We’ve gotten better at identifying how behaviors are related to the chemistry of the mind, and especially to depression and related classes of mental state. Right now, effective treatments for many people involve drugs. Perhaps, in the future, we’ll find other ways to control depression, but the reality is that now we have classes of drugs that can have positive effects on people fighting with depression.

All of the numbers simply reflect the fact that we know how to treat a lot of disease classes using drugs, and so drugs get prescribed. Keep in mind, again, that CBS blew their reporting on this article in the first line of their story, when they said it applied to all Americans. Wrong. Just wrong.

[1] http://atlanta.cbslocal.com/2013/06/19/study-70-percent-of-americans-on-prescription-drugs-one-fifth-take-5-or-more/

[2] http://www.mayoclinicproceedings.org/webfiles/images/journals/jmcp/jmcp_ft88_7_2.pdf

[3] Fanta CH (March 2009). “Asthma”. New England Journal of Medicine 360 (10): 1002–14. doi:10.1056/NEJMra0804579PMID 19264689

[4] http://www.webmd.com/cold-and-flu/flu-statistics

[5] http://www.cdc.gov/obesity/data/adult.html
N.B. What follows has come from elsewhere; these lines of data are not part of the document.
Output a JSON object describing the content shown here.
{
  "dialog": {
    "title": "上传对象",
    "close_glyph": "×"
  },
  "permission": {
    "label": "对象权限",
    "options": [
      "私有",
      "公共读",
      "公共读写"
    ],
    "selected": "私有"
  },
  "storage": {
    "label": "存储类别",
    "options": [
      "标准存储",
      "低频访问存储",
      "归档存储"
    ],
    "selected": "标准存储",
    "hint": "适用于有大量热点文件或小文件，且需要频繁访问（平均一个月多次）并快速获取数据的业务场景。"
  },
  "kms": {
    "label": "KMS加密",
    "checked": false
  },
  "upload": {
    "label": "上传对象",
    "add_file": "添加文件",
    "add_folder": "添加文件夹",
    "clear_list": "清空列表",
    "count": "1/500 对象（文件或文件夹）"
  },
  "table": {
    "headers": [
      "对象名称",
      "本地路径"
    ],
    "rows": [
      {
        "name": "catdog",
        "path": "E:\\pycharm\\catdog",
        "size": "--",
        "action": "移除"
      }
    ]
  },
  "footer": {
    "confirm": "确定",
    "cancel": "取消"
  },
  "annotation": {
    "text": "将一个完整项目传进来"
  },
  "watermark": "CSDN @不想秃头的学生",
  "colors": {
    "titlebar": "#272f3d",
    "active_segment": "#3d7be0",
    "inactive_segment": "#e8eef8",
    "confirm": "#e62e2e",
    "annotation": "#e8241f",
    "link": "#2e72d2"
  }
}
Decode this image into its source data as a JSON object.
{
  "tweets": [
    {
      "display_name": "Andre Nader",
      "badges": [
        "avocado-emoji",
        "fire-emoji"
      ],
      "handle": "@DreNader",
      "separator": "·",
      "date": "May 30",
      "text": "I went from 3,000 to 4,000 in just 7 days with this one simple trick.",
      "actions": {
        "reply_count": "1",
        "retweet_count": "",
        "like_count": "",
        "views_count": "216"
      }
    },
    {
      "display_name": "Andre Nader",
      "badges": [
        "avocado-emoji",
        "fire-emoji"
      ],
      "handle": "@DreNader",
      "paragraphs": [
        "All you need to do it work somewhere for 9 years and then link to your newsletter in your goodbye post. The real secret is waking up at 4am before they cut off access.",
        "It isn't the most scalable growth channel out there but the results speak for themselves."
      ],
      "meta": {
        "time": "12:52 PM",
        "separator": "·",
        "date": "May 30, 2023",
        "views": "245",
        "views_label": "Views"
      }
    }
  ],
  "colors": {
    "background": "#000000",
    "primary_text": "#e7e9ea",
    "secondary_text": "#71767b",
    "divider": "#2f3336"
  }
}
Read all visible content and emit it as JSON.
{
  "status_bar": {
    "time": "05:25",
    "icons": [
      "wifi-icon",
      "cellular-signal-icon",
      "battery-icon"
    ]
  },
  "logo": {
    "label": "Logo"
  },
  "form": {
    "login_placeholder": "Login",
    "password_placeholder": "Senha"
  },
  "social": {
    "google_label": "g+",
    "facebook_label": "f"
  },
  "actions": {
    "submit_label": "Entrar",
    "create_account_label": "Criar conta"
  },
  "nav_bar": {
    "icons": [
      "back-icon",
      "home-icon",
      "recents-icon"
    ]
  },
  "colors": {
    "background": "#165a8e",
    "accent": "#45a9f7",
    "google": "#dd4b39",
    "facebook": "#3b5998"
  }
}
[6] http://www.nimh.nih.gov/health/publications/the-numbers-count-mental-disorders-in-america/index.shtml#Intro